Addiction & Family Recovery
Addiction is often defined as an illness not just of the individual, but of the entire family. Any change in the behavior of one family member affects not only each of the other family members, but the family system as a whole. When a family member has a problem with addiction, the family responds in a variety of ways, many of which are deemed unhealthy.
Family therapy, even in only a few sessions can be an invaluable tool in reducing the family’s feelings of guilt or confusion related to addiction. Family therapy can also be helpful in preparing a family for changes that are needed to enhance and maintain the addicted person’s recovery following treatment. Understanding some aspects of addiction and the roles a family adopts are a key to recovery for the addict and the family because insight and understanding can help us move forward and inform action.
A family often adopts rules of behaviors and roles so that the family can adjust to having a family member with active addiction. The rules and roles serve as survival techniques and are in response to and a way of dealing with the addiction in the family. They are an attempt to bring order and stability to an often chaotic and stressful family structure. Even though a family member might be in treatment and/ or early recovery, the rules will continue to operate within the family and be passed from one generation to the next, so a basic understanding is key.
There are four general rules that typically operate in a family struggling with addiction.
- The Rule of Rigidity
- The Rule of Silence
- The Rule of Denial
- The Rule of Isolation
The Rule of Rigidity—A family struggling with addiction is highly inflexible. It doesn’t adapt to change very easily and is fights to keep its family members in line. Its rigid behavior is an attempt to deal with the addiction within the family. An individual struggling with addiction is unpredictable and the family learns to anticipate the increasing variability of its addicted member. In order to maintain some stability, more and more rigid rules of behavior are imposed on the non-addicted family members.
The Rule of Silence—Families affected with addiction are bound by the rule of silence. They cannot talk about what is happening within their family. The rule of silence doesn’t just pertain to talking to people outside the family, but also restricts family members from talking to one another. It not only prohibits talking about the behaviors and actions of the family, but also discourages discussion about feelings. The family has a vested interest in keeping its members quiet about what is going on inside the family. If there were open and free communication, individual members would be forced to change. The rule of silence is often so strong that children who grow up in this type of family system have difficulty expressing themselves for the rest of their lives. The rule of silence operates at the expense of one’s emotional well-being and one’s ability to function honestly and openly in the world.

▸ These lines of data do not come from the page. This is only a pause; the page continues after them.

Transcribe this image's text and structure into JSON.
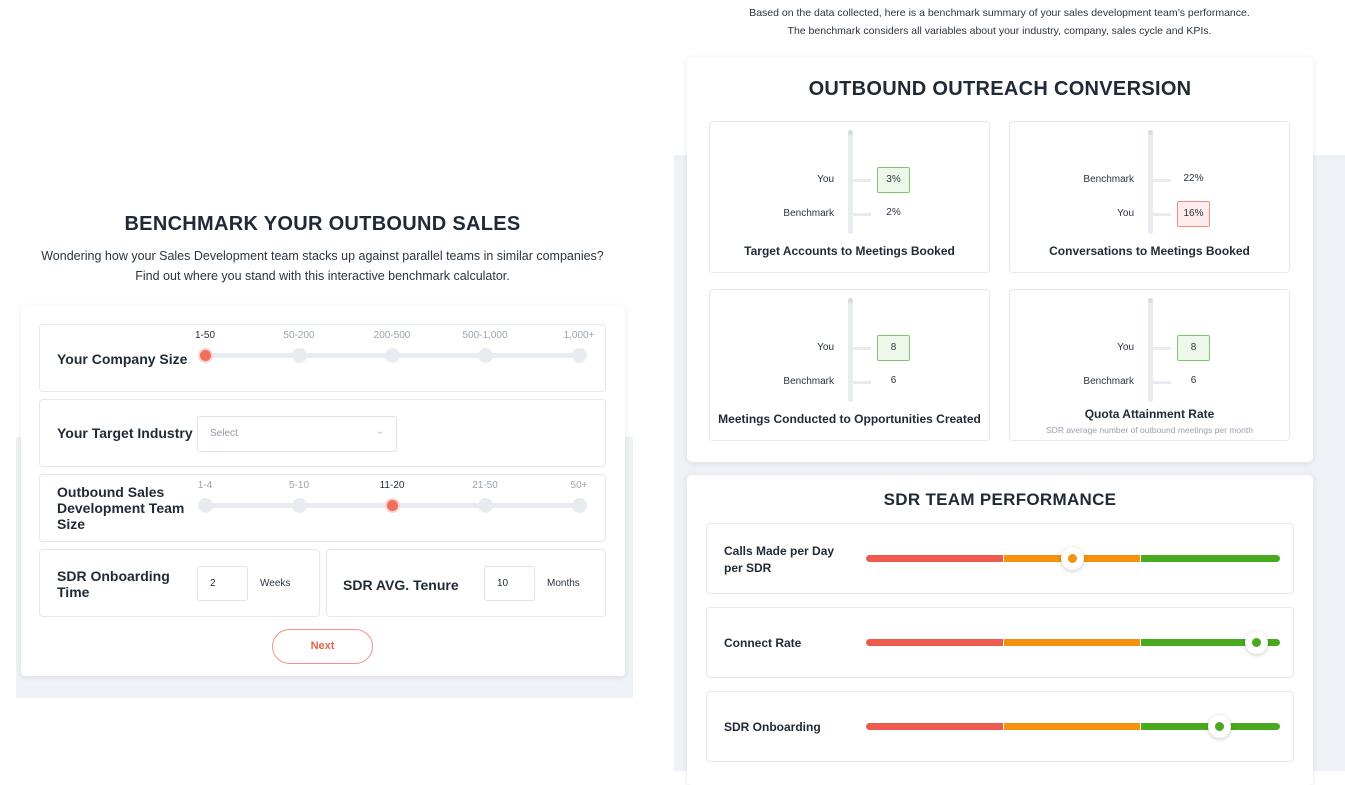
{
  "benchmark_form": {
    "title": "BENCHMARK YOUR OUTBOUND SALES",
    "subtitle_line1": "Wondering how your Sales Development team stacks up against parallel teams in similar companies?",
    "subtitle_line2": "Find out where you stand with this interactive benchmark calculator.",
    "company_size": {
      "label": "Your Company Size",
      "options": [
        "1-50",
        "50-200",
        "200-500",
        "500-1,000",
        "1,000+"
      ],
      "selected": "1-50"
    },
    "target_industry": {
      "label": "Your Target Industry",
      "placeholder": "Select"
    },
    "team_size": {
      "label": "Outbound Sales Development Team Size",
      "options": [
        "1-4",
        "5-10",
        "11-20",
        "21-50",
        "50+"
      ],
      "selected": "11-20"
    },
    "onboarding_time": {
      "label": "SDR Onboarding Time",
      "value": "2",
      "unit": "Weeks"
    },
    "tenure": {
      "label": "SDR AVG. Tenure",
      "value": "10",
      "unit": "Months"
    },
    "next_label": "Next"
  },
  "results": {
    "intro_line1": "Based on the data collected, here is a benchmark summary of your sales development team’s performance.",
    "intro_line2": "The benchmark considers all variables about your industry, company, sales cycle and KPIs.",
    "outreach": {
      "title": "OUTBOUND OUTREACH CONVERSION",
      "metrics": [
        {
          "title": "Target Accounts to Meetings Booked",
          "top_label": "You",
          "top_value": "3%",
          "bottom_label": "Benchmark",
          "bottom_value": "2%",
          "subtitle": ""
        },
        {
          "title": "Conversations to Meetings Booked",
          "top_label": "Benchmark",
          "top_value": "22%",
          "bottom_label": "You",
          "bottom_value": "16%",
          "subtitle": ""
        },
        {
          "title": "Meetings Conducted to Opportunities Created",
          "top_label": "You",
          "top_value": "8",
          "bottom_label": "Benchmark",
          "bottom_value": "6",
          "subtitle": ""
        },
        {
          "title": "Quota Attainment Rate",
          "top_label": "You",
          "top_value": "8",
          "bottom_label": "Benchmark",
          "bottom_value": "6",
          "subtitle": "SDR average number of outbound meetings per month"
        }
      ]
    },
    "performance": {
      "title": "SDR TEAM PERFORMANCE",
      "rows": [
        {
          "label": "Calls Made per Day per SDR",
          "level": 0.498,
          "knob_color": "#f4920f"
        },
        {
          "label": "Connect Rate",
          "level": 0.943,
          "knob_color": "#49aa1f"
        },
        {
          "label": "SDR Onboarding",
          "level": 0.852,
          "knob_color": "#49aa1f"
        }
      ]
    }
  },
  "colors": {
    "accent": "#f06f5b",
    "good": "#49aa1f",
    "warn": "#f4920f",
    "bad": "#ef5a4e"
  }
}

The Rule of Denial—The denial within a family struggling with addiction begins with the denial that there is any problem with addiction itself. As the behavior of family members becomes more and more dysfunctional, the denial becomes stronger and stronger. If the family system can effectively deny what is happening, it does not have to change. The people in this system are told to deny what they see, hear, and feel as if it’s not true. Not only are they told to ignore the behavior of the addicted member, but they are also supposed to pretend that nothing is wrong—to pretend that things are “normal.” It becomes increasingly difficult for members to differentiate between what is real and what is pretend. Over time members becomes less confident in their ability to trust themselves and others. In addition to denial of behavior, this concept also applies to denial of feelings, which are hard enough for most people to understand, but denial of one’s feeling creates additional confusion.
The Rule of Isolation—A family with rampant addiction is a closed system. It resists the movement of his members and resists adding outsiders as members. The members cling to each other emotionally, but rarely if ever become intimate. The family tries remaining self-sufficient, believing that no one outside the system could understand and that no one outside the system should be trusted. The system cannot afford to have outsiders know what’s going on inside the system. As the family’s behaviors become more extreme, the family becomes more and more isolated.
To become a health person and a member of a healthy family system it is helpful to understand these rules because by identifying them, one has the ability to break the cycle. If the cycle is broken there is an opportunity to become healthy and lead a happy life. This process is neither easy, nor quick, but it is possible and there are many people who are breaking through the chains of rigidity, silence, denial and isolation. For more information about family therapy work at Intown Counseling & Wellness, please call our office at (404) 478-9890.
by Scott J. Leenan, MS, LPC, CRC